It is not surprising that Willy contradicts himself when speaking in the present about Biff or to him, for although Willy chooses to remember Biff as he used to be, he cannot eradicate the words Biff spoke to him in Boston: Biff impulsively steals a fountain pen.
At the end of the play, Biff seems to be developing a strength of his own. He is a compulsive thief, who has lost every job because of his stealing. Willy seems childlike and relies on others for support, coupled with his recurring flashbacks to various moments throughout his career.
Biff is the only one who realizes that the whole family lived in the lies and tries to face the truth. Jayne Mansfield performed in a production of the play in DallasTexasin October Willy's older brother who became a diamond tycoon after a detour to Africa.
Dustin Hoffman played Willy. A shocked Biff angrily confronted his father, calling him a liar and a fraud. When they later return home, their mother angrily confronts them for abandoning their father while Willy remains outside, talking to himself.
Willy not only remembers an event but also relives it, engaging himself in the situation as if it is happening for the first time.
By the end of the play, Willy is overwhelmed; he can no longer deny his failures when they become too many to deal with. For example, Willy recalls Ben and the job he offered to Willy after being fired by Howard. He also began stealing in high school and was never reprimanded for it.
Rather than drawing the audience's attention to "what" Willy sells, Miller chooses to focus on the fact that Willy is a "salesman.
His warped sense of pride comes in the way of his chances to improve his conditions.
Willy complains to Linda that their son, Biff, has yet to make good on his life. Bloom 51  Reception[ edit ] This section relies largely or entirely on a single source.
As the play progresses, Willy's life becomes more disordered, and he is forced to withdraw almost completely to the past, where order exists because he can reconstruct events or relive old memories. If this play offers any hope, it is through the character of Biff.
Linda and Happy are also drawn into the cycle of denial.‘Death of a Salesman’ is a play by Arthur Miller from The play shows the life of WIlly Loman a saleman in his 60’s. Worked most fo his life on the road/5().

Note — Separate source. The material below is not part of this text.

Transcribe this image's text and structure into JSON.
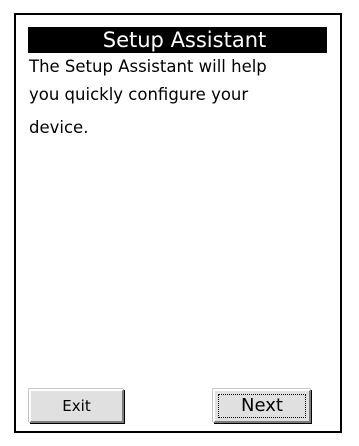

Death of a Salesman: Study Guide / CHARACTER ANALYSIS: WILLY LOMAN / BIFF LOMAN by Arthur Miller Cliff Notes™, Cliffs Notes™, Cliffnotes™, Cliffsnotes™ are trademarked properties of the John Wiley Publishing Company.
Death of a Salesman is Willy's play. Everything revolves around his actions during the last 24 hours of his life. All of the characters act in response to Willy. Therefore, Willy, in his own mind, dies as a father and husband, not as a salesman as Miller indicates in the title of the play.
Linda Loman Linda Loman, Willy’s faithful wife, is the most sympathetic character in. ARTHUR MILLER. Arthur Asher Miller (October 17, – February 10, ) was an American playwright and essayist. He was a prominent figure in American theatre, writing dramas that include plays such as All My Sons (), Death of a Salesman (), The Crucible () and A View from the Bridge.
Analysis Of The Play ' Death Of A Salesman ' By Arthur Miller Words | 7 Pages. Selling More Than Just Merchandise The play, Death of a Salesman, by Arthur Miller explores topics that are parallel to the lives of the common man.Download